TASK PROMPT: Only an exact repetition of the entries will do.

INPUT FOR THIS TASK:
★ ★ ★ ★ ★

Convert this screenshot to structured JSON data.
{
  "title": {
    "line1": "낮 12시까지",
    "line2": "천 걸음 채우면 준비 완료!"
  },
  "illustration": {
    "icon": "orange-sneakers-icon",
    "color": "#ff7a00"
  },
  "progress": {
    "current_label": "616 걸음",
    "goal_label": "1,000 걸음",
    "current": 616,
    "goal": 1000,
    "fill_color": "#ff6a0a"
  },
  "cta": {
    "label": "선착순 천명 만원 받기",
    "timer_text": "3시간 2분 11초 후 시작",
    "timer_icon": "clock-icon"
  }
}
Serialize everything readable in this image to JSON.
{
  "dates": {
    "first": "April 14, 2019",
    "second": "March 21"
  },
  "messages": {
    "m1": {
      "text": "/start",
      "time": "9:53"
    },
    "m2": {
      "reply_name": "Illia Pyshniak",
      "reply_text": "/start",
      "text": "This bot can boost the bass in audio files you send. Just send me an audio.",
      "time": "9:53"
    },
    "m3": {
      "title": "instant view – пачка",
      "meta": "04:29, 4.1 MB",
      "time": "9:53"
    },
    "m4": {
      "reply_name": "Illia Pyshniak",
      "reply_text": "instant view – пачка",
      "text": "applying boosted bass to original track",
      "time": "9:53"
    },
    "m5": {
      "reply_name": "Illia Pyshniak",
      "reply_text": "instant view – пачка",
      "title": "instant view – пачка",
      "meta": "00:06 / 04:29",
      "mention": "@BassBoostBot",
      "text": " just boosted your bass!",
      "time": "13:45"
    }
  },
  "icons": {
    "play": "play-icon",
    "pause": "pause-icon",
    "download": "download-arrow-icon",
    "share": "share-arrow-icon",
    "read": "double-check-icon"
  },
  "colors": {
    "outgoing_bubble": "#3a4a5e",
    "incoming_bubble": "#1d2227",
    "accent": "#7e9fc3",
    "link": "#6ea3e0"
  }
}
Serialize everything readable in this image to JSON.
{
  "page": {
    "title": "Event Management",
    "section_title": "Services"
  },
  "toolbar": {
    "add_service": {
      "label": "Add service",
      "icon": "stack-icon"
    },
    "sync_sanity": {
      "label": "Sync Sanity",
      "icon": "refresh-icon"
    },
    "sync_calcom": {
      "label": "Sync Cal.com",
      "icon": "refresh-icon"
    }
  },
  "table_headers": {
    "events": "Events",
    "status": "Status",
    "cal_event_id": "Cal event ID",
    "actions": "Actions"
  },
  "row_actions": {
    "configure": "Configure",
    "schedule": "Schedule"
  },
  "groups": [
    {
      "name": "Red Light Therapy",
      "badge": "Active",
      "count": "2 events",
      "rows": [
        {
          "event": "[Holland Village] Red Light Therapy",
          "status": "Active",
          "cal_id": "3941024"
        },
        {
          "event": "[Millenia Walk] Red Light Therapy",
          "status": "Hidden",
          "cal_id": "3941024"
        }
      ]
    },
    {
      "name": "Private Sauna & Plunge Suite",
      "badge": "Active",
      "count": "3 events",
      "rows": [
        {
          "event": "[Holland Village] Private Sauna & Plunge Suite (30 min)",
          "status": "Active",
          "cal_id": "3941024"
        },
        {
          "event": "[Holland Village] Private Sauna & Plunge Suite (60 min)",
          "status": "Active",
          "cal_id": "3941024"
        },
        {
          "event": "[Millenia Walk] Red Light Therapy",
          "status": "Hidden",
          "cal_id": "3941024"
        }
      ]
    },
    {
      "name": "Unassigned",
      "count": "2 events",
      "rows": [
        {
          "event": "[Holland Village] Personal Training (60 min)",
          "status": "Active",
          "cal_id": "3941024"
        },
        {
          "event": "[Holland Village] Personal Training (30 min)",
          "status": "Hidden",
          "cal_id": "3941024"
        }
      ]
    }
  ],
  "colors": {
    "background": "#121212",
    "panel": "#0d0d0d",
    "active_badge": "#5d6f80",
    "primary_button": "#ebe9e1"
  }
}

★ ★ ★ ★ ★

OUTPUT OF THE EXERCISE:
Convert this screenshot to structured JSON data.
{
  "title": {
    "line1": "낮 12시까지",
    "line2": "천 걸음 채우면 준비 완료!"
  },
  "illustration": {
    "icon": "orange-sneakers-icon",
    "color": "#ff7a00"
  },
  "progress": {
    "current_label": "616 걸음",
    "goal_label": "1,000 걸음",
    "current": 616,
    "goal": 1000,
    "fill_color": "#ff6a0a"
  },
  "cta": {
    "label": "선착순 천명 만원 받기",
    "timer_text": "3시간 2분 11초 후 시작",
    "timer_icon": "clock-icon"
  }
}
Serialize everything readable in this image to JSON.
{
  "dates": {
    "first": "April 14, 2019",
    "second": "March 21"
  },
  "messages": {
    "m1": {
      "text": "/start",
      "time": "9:53"
    },
    "m2": {
      "reply_name": "Illia Pyshniak",
      "reply_text": "/start",
      "text": "This bot can boost the bass in audio files you send. Just send me an audio.",
      "time": "9:53"
    },
    "m3": {
      "title": "instant view – пачка",
      "meta": "04:29, 4.1 MB",
      "time": "9:53"
    },
    "m4": {
      "reply_name": "Illia Pyshniak",
      "reply_text": "instant view – пачка",
      "text": "applying boosted bass to original track",
      "time": "9:53"
    },
    "m5": {
      "reply_name": "Illia Pyshniak",
      "reply_text": "instant view – пачка",
      "title": "instant view – пачка",
      "meta": "00:06 / 04:29",
      "mention": "@BassBoostBot",
      "text": " just boosted your bass!",
      "time": "13:45"
    }
  },
  "icons": {
    "play": "play-icon",
    "pause": "pause-icon",
    "download": "download-arrow-icon",
    "share": "share-arrow-icon",
    "read": "double-check-icon"
  },
  "colors": {
    "outgoing_bubble": "#3a4a5e",
    "incoming_bubble": "#1d2227",
    "accent": "#7e9fc3",
    "link": "#6ea3e0"
  }
}
Serialize everything readable in this image to JSON.
{
  "page": {
    "title": "Event Management",
    "section_title": "Services"
  },
  "toolbar": {
    "add_service": {
      "label": "Add service",
      "icon": "stack-icon"
    },
    "sync_sanity": {
      "label": "Sync Sanity",
      "icon": "refresh-icon"
    },
    "sync_calcom": {
      "label": "Sync Cal.com",
      "icon": "refresh-icon"
    }
  },
  "table_headers": {
    "events": "Events",
    "status": "Status",
    "cal_event_id": "Cal event ID",
    "actions": "Actions"
  },
  "row_actions": {
    "configure": "Configure",
    "schedule": "Schedule"
  },
  "groups": [
    {
      "name": "Red Light Therapy",
      "badge": "Active",
      "count": "2 events",
      "rows": [
        {
          "event": "[Holland Village] Red Light Therapy",
          "status": "Active",
          "cal_id": "3941024"
        },
        {
          "event": "[Millenia Walk] Red Light Therapy",
          "status": "Hidden",
          "cal_id": "3941024"
        }
      ]
    },
    {
      "name": "Private Sauna & Plunge Suite",
      "badge": "Active",
      "count": "3 events",
      "rows": [
        {
          "event": "[Holland Village] Private Sauna & Plunge Suite (30 min)",
          "status": "Active",
          "cal_id": "3941024"
        },
        {
          "event": "[Holland Village] Private Sauna & Plunge Suite (60 min)",
          "status": "Active",
          "cal_id": "3941024"
        },
        {
          "event": "[Millenia Walk] Red Light Therapy",
          "status": "Hidden",
          "cal_id": "3941024"
        }
      ]
    },
    {
      "name": "Unassigned",
      "count": "2 events",
      "rows": [
        {
          "event": "[Holland Village] Personal Training (60 min)",
          "status": "Active",
          "cal_id": "3941024"
        },
        {
          "event": "[Holland Village] Personal Training (30 min)",
          "status": "Hidden",
          "cal_id": "3941024"
        }
      ]
    }
  ],
  "colors": {
    "background": "#121212",
    "panel": "#0d0d0d",
    "active_badge": "#5d6f80",
    "primary_button": "#ebe9e1"
  }
}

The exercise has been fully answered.